In the case of shoulder pain and dysfunction, the lower trapezius and serrates anterior are often implicated as part of the problem. Research has shown that these two muscles often fatigue and don’t contribute equally to the force couple between them and the upper trapezius that facilitates upward rotation of the scapula.
Building scapular stabilization and dynamic stability is a must for those doing repetitive overhead activities such as throwing, swimming, serving, or work-related tasks. It is a given that asymmetries will exist, so optimizing the strength of the rotator cuff and scapular stabilizers is paramount to prevent injury and recover from overuse syndromes.
To strengthen the lower trapezius, one of my ‘go to’ exercises is the lower trap raise. It can be done with just the weight of your arms or using light dumbbells. The link below includes the full description for the exercise, and I also embedded the video below.
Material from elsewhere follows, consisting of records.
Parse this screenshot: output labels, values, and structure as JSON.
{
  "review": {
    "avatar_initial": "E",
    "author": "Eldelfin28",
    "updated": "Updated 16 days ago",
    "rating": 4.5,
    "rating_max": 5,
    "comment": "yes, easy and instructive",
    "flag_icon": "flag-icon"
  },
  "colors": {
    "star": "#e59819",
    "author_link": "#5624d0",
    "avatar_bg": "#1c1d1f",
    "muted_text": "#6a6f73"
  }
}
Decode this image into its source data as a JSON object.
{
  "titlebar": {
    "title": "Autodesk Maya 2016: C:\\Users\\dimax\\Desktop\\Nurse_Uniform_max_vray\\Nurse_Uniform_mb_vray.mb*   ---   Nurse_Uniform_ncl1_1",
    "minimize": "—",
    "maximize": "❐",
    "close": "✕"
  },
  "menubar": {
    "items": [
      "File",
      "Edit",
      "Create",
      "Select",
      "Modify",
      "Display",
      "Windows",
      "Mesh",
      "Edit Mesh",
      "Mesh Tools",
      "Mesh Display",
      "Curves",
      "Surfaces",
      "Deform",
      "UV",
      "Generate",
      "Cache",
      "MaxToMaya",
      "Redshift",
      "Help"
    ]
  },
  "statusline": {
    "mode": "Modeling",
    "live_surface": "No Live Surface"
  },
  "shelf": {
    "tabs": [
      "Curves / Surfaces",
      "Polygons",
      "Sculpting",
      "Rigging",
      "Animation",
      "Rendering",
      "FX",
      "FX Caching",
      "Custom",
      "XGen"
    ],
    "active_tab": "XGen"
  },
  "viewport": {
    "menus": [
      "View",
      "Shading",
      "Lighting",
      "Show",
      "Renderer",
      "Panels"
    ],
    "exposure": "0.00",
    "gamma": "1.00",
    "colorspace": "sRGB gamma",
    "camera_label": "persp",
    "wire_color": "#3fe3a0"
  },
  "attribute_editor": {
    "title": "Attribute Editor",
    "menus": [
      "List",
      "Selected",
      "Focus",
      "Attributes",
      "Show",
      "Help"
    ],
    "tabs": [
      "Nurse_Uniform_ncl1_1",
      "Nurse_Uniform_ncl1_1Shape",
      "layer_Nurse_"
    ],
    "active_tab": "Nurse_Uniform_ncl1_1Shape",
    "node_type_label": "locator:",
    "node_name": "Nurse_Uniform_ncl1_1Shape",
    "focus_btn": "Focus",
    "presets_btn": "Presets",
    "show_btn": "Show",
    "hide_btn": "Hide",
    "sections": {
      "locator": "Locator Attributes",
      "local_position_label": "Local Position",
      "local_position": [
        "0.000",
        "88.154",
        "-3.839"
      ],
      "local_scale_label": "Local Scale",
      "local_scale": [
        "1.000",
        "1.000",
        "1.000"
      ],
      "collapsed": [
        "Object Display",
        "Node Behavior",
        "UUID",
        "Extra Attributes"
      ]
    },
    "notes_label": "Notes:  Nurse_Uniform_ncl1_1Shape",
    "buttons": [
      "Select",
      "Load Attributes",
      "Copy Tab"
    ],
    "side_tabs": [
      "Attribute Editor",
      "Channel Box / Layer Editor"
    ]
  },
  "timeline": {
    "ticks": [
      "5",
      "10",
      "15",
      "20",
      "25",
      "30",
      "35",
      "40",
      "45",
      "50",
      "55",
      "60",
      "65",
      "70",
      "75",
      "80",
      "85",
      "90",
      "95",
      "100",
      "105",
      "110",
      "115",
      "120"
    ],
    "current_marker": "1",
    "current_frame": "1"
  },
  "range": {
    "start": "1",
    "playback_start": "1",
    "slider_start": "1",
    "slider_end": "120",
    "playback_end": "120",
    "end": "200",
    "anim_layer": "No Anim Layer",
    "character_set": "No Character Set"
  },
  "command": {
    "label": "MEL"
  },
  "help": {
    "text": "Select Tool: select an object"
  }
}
In the next column, I will include a serratus anterior exercise using a kettle bell as a follow-up to this post.